Ask most Americans if the Bible should be read in schools and a majority will likely say no. After all, the Supreme Court ruled in 1963 that states and school boards may not require the Bible to be read in schools… so doesn’t that mean that its presence should be completely abolished?
Even though the Supreme Court insisted that this was not the case, many schools have taken this stance, not only in the U.S., but in European nations as well. But according to British broadcaster Melvyn Bragg, such a move is very detrimental to society.
As a liberal atheist, Bragg’s opinion does not appear to be the result of religious proselytizing; instead, Bragg argues that failure to have children read the Bible will result in a dearth of cultural literacy:
“'[The Bible] should be read so that people have depth to language and depth of reference, which they are without.
‘I think it is a great deprivation. What have we thrown away? One of the greatest pieces of art, work, whatever way you want to put it. It’s awful.”
Bragg specifically advocates for the King James Version of the Bible, comparing it to works of Shakespeare in beauty and relevance.

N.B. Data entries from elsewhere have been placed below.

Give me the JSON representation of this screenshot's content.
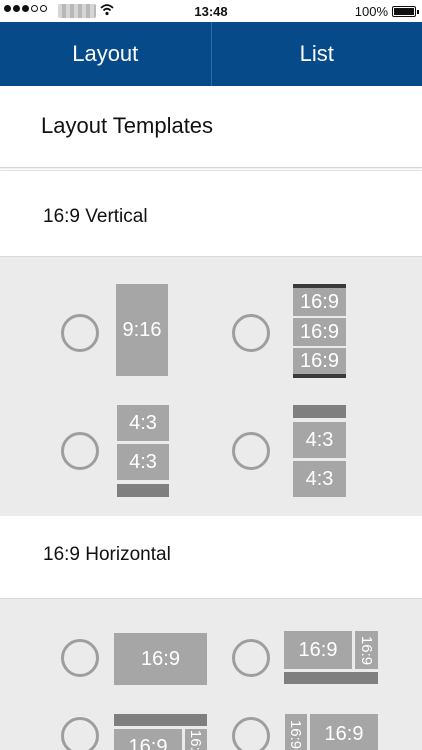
{
  "status": {
    "time": "13:48",
    "battery": "100%"
  },
  "tabs": [
    {
      "label": "Layout"
    },
    {
      "label": "List"
    }
  ],
  "page": {
    "title": "Layout Templates"
  },
  "sections": [
    {
      "label": "16:9 Vertical"
    },
    {
      "label": "16:9 Horizontal"
    }
  ],
  "tiles": {
    "r9_16": "9:16",
    "r16_9": "16:9",
    "r4_3": "4:3"
  },
  "colors": {
    "header": "#074a8a",
    "tile": "#a6a6a6",
    "panel": "#ebebeb"
  }
}
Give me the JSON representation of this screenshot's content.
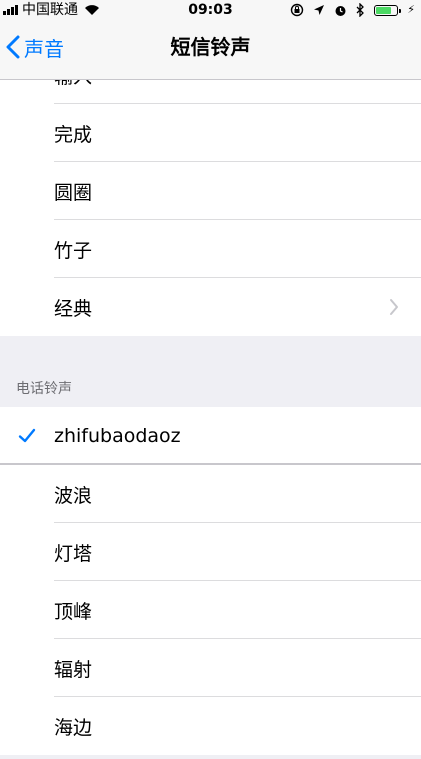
{
  "status_bar": {
    "carrier": "中国联通",
    "time": "09:03",
    "icons": [
      "signal-icon",
      "wifi-icon",
      "screen-lock-icon",
      "location-icon",
      "alarm-icon",
      "bluetooth-icon",
      "battery-icon",
      "charging-icon"
    ],
    "battery_level": 0.75,
    "battery_color": "#4cd964"
  },
  "nav": {
    "back_label": "声音",
    "title": "短信铃声",
    "accent_color": "#007aff"
  },
  "text_tones": {
    "partial_item": "输入",
    "items": [
      {
        "label": "完成"
      },
      {
        "label": "圆圈"
      },
      {
        "label": "竹子"
      },
      {
        "label": "经典",
        "disclosure": true
      }
    ]
  },
  "ringtones": {
    "header": "电话铃声",
    "selected": {
      "label": "zhifubaodaoz",
      "checked": true
    },
    "items": [
      {
        "label": "波浪"
      },
      {
        "label": "灯塔"
      },
      {
        "label": "顶峰"
      },
      {
        "label": "辐射"
      },
      {
        "label": "海边"
      }
    ]
  }
}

But Bragg is not the only modern atheist to argue that reading the King James Bible is essential to forming a culturally literate person. In 2012, Richard Dawkins declared, “A native speaker of English who has never read a word of the King James Bible is verging on the barbarian.” A year earlier, Christopher Hitchens made a similar point in Vanity Fair when he explained what a culture loses by ignoring the Bible:

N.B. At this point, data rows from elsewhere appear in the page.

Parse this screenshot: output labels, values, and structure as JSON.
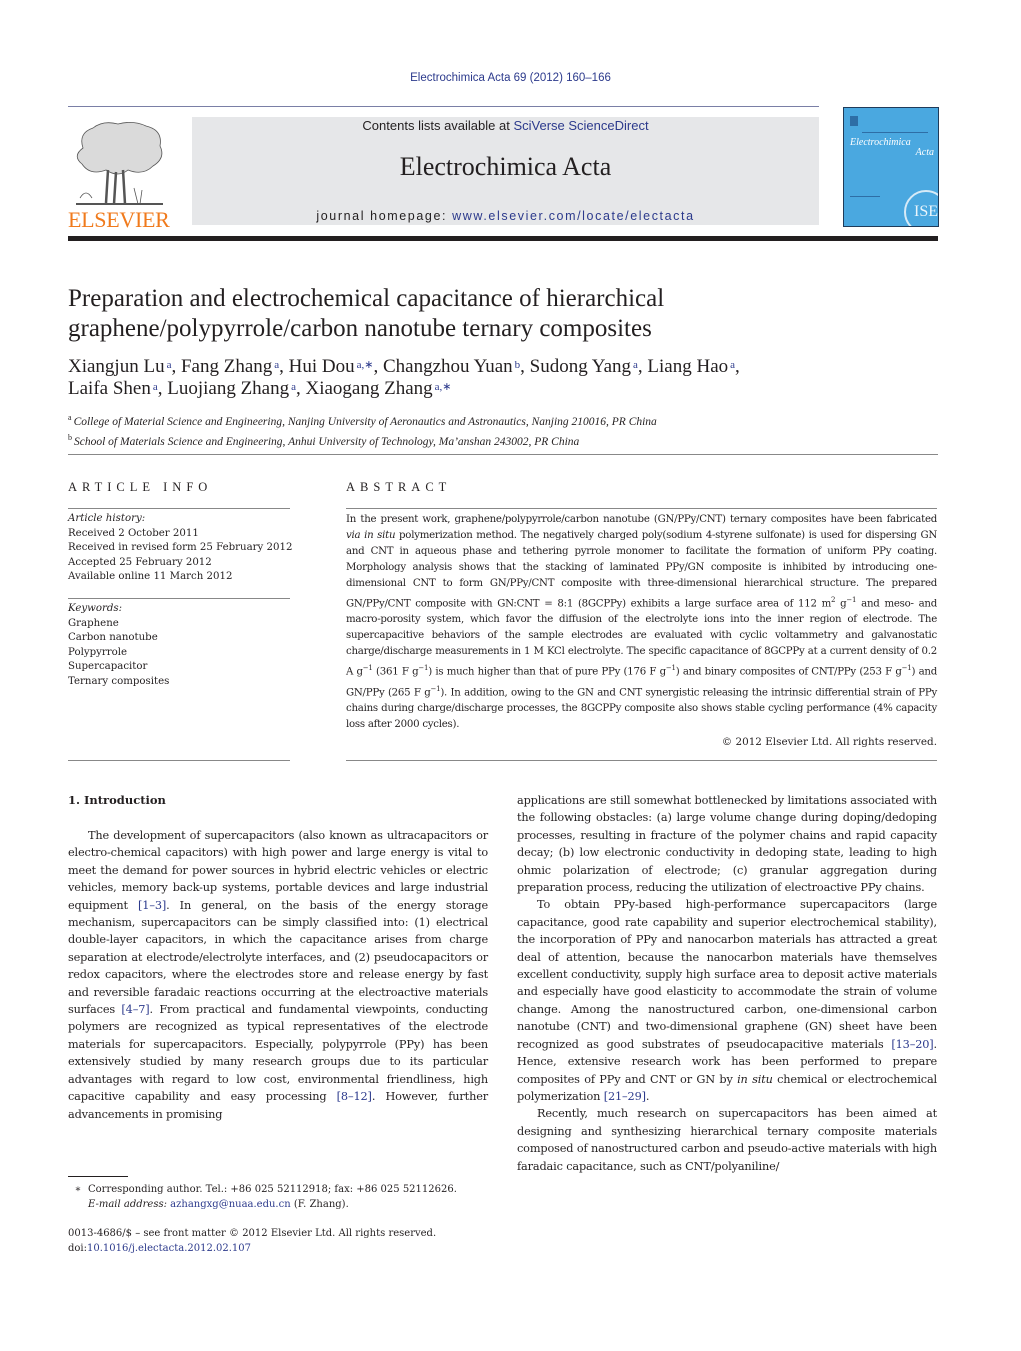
{
  "header": {
    "citation": "Electrochimica Acta 69 (2012) 160–166",
    "contents_prefix": "Contents lists available at ",
    "contents_link": "SciVerse ScienceDirect",
    "journal_title": "Electrochimica Acta",
    "homepage_prefix": "journal homepage: ",
    "homepage_link": "www.elsevier.com/locate/electacta",
    "publisher_logo_text": "ELSEVIER",
    "cover": {
      "title_line1": "Electrochimica",
      "title_line2": "Acta",
      "society_badge": "ISE",
      "color": "#4aa8e0"
    },
    "accent_color": "#f07a1c",
    "link_color": "#2c3a8c"
  },
  "article": {
    "title_line1": "Preparation and electrochemical capacitance of hierarchical",
    "title_line2": "graphene/polypyrrole/carbon nanotube ternary composites",
    "authors": [
      {
        "name": "Xiangjun Lu",
        "sup": "a",
        "sep": ", "
      },
      {
        "name": "Fang Zhang",
        "sup": "a",
        "sep": ", "
      },
      {
        "name": "Hui Dou",
        "sup": "a,∗",
        "sep": ", "
      },
      {
        "name": "Changzhou Yuan",
        "sup": "b",
        "sep": ", "
      },
      {
        "name": "Sudong Yang",
        "sup": "a",
        "sep": ", "
      },
      {
        "name": "Liang Hao",
        "sup": "a",
        "sep": ","
      },
      {
        "name": "Laifa Shen",
        "sup": "a",
        "sep": ", "
      },
      {
        "name": "Luojiang Zhang",
        "sup": "a",
        "sep": ", "
      },
      {
        "name": "Xiaogang Zhang",
        "sup": "a,∗",
        "sep": ""
      }
    ],
    "affiliations": [
      {
        "mark": "a",
        "text": "College of Material Science and Engineering, Nanjing University of Aeronautics and Astronautics, Nanjing 210016, PR China"
      },
      {
        "mark": "b",
        "text": "School of Materials Science and Engineering, Anhui University of Technology, Ma’anshan 243002, PR China"
      }
    ]
  },
  "article_info": {
    "heading": "ARTICLE INFO",
    "history_label": "Article history:",
    "history": [
      "Received 2 October 2011",
      "Received in revised form 25 February 2012",
      "Accepted 25 February 2012",
      "Available online 11 March 2012"
    ],
    "keywords_label": "Keywords:",
    "keywords": [
      "Graphene",
      "Carbon nanotube",
      "Polypyrrole",
      "Supercapacitor",
      "Ternary composites"
    ]
  },
  "abstract": {
    "heading": "ABSTRACT",
    "p1": "In the present work, graphene/polypyrrole/carbon nanotube (GN/PPy/CNT) ternary composites have been fabricated ",
    "p1_italic": "via in situ",
    "p2": " polymerization method. The negatively charged poly(sodium 4-styrene sulfonate) is used for dispersing GN and CNT in aqueous phase and tethering pyrrole monomer to facilitate the formation of uniform PPy coating. Morphology analysis shows that the stacking of laminated PPy/GN composite is inhibited by introducing one-dimensional CNT to form GN/PPy/CNT composite with three-dimensional hierarchical structure. The prepared GN/PPy/CNT composite with GN:CNT = 8:1 (8GCPPy) exhibits a large surface area of 112 m",
    "p3": " and meso- and macro-porosity system, which favor the diffusion of the electrolyte ions into the inner region of electrode. The supercapacitive behaviors of the sample electrodes are evaluated with cyclic voltammetry and galvanostatic charge/discharge measurements in 1 M KCl electrolyte. The specific capacitance of 8GCPPy at a current density of 0.2 A g",
    "p4": " (361 F g",
    "p5": ") is much higher than that of pure PPy (176 F g",
    "p6": ") and binary composites of CNT/PPy (253 F g",
    "p7": ") and GN/PPy (265 F g",
    "p8": "). In addition, owing to the GN and CNT synergistic releasing the intrinsic differential strain of PPy chains during charge/discharge processes, the 8GCPPy composite also shows stable cycling performance (4% capacity loss after 2000 cycles).",
    "sup_m2": "2",
    "g_unit": " g",
    "sup_minus1": "−1",
    "copyright": "© 2012 Elsevier Ltd. All rights reserved."
  },
  "body": {
    "section_heading": "1.  Introduction",
    "left": {
      "a": "The development of supercapacitors (also known as ultracapacitors or electro-chemical capacitors) with high power and large energy is vital to meet the demand for power sources in hybrid electric vehicles or electric vehicles, memory back-up systems, portable devices and large industrial equipment ",
      "ref1": "[1–3]",
      "b": ". In general, on the basis of the energy storage mechanism, supercapacitors can be simply classified into: (1) electrical double-layer capacitors, in which the capacitance arises from charge separation at electrode/electrolyte interfaces, and (2) pseudocapacitors or redox capacitors, where the electrodes store and release energy by fast and reversible faradaic reactions occurring at the electroactive materials surfaces ",
      "ref2": "[4–7]",
      "c": ". From practical and fundamental viewpoints, conducting polymers are recognized as typical representatives of the electrode materials for supercapacitors. Especially, polypyrrole (PPy) has been extensively studied by many research groups due to its particular advantages with regard to low cost, environmental friendliness, high capacitive capability and easy processing ",
      "ref3": "[8–12]",
      "d": ". However, further advancements in promising"
    },
    "right": {
      "p1": "applications are still somewhat bottlenecked by limitations associated with the following obstacles: (a) large volume change during doping/dedoping processes, resulting in fracture of the polymer chains and rapid capacity decay; (b) low electronic conductivity in dedoping state, leading to high ohmic polarization of electrode; (c) granular aggregation during preparation process, reducing the utilization of electroactive PPy chains.",
      "p2a": "To obtain PPy-based high-performance supercapacitors (large capacitance, good rate capability and superior electrochemical stability), the incorporation of PPy and nanocarbon materials has attracted a great deal of attention, because the nanocarbon materials have themselves excellent conductivity, supply high surface area to deposit active materials and especially have good elasticity to accommodate the strain of volume change. Among the nanostructured carbon, one-dimensional carbon nanotube (CNT) and two-dimensional graphene (GN) sheet have been recognized as good substrates of pseudocapacitive materials ",
      "ref4": "[13–20]",
      "p2b": ". Hence, extensive research work has been performed to prepare composites of PPy and CNT or GN by ",
      "p2_italic": "in situ",
      "p2c": " chemical or electrochemical polymerization ",
      "ref5": "[21–29]",
      "p2d": ".",
      "p3": "Recently, much research on supercapacitors has been aimed at designing and synthesizing hierarchical ternary composite materials composed of nanostructured carbon and pseudo-active materials with high faradaic capacitance, such as CNT/polyaniline/"
    }
  },
  "footnote": {
    "star": "∗",
    "line1": "Corresponding author. Tel.: +86 025 52112918; fax: +86 025 52112626.",
    "email_label": "E-mail address: ",
    "email": "azhangxg@nuaa.edu.cn",
    "email_suffix": " (F. Zhang).",
    "issn": "0013-4686/$ – see front matter © 2012 Elsevier Ltd. All rights reserved.",
    "doi_prefix": "doi:",
    "doi": "10.1016/j.electacta.2012.02.107"
  }
}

“Though I am sometimes reluctant to admit it, there really is something ‘timeless’ in the Tyndale/King James synthesis. For generations, it provided a common stock of references and allusions, rivaled only by Shakespeare in this respect. It resounded in the minds and memories of literate people, as well as of those who acquired it only by listening. From the stricken beach of Dunkirk in 1940, faced with a devil’s choice between annihilation and surrender, a British officer sent a cable back home. It contained the three words ‘but if not … ‘ All of those who received it were at once aware of what it signified. In the Book of Daniel, the Babylonian tyrant Nebuchadnezzar tells the three Jewish heretics Shadrach, Meshach, and Abednego that if they refuse to bow to his sacred idol they will be flung into a ‘burning fiery furnace.’ They made him an answer: ‘If it be so, our god whom we serve is able to deliver us from the burning fiery furnace, and he will deliver us out of thy hand, o King. / But if not, be it known unto thee, o king, that we will not serve thy gods, nor worship the golden image which thou hast set up.’”
Hitchens goes on:
“A culture that does not possess this common store of image and allegory will be a perilously thin one. To seek restlessly to update it or make it ‘relevant’ is to miss the point, like yearning for a hip-hop Shakespeare. ‘Man is born unto trouble as the sparks fly upward,’ says the Book of Job. Want to try to improve that for Twitter?”
It’s all very well and good to advocate for the Bible on the grounds of cultural literacy, but it bears asking: could today’s students actually read it? The King James Version is written at a 12th grade reading level. In an age when half of American adults can’t read a book written at an 8th grade level that seems like a bit of a stretch.
Melvyn Bragg summarizes those who would use reading difficulty as an excuse for not teaching children the Bible as “[w]imps, terrible persons.”
He may have a point, especially when one considers that some 18th century 5-year-olds were taught to read in one day using the Bible as their sole textbook. If they were able to handle it but individuals today are not, then perhaps we need to consider whether modern man is really advancing in knowledge and ability.
In any event, do you believe the case for teaching the Bible which these three atheists advance is strong? Are we in danger of losing important cultural references, knowledge, and even intellectual ability if we fail to introduce the Bible to children?
[Image Credits: Fri Tanke and David Shankbone (CC BY 3.0), (CC BY 2.0)]
Annie Holmquist is editor of Intellectual Takeout, an online magazine and sister publication of Chronicles.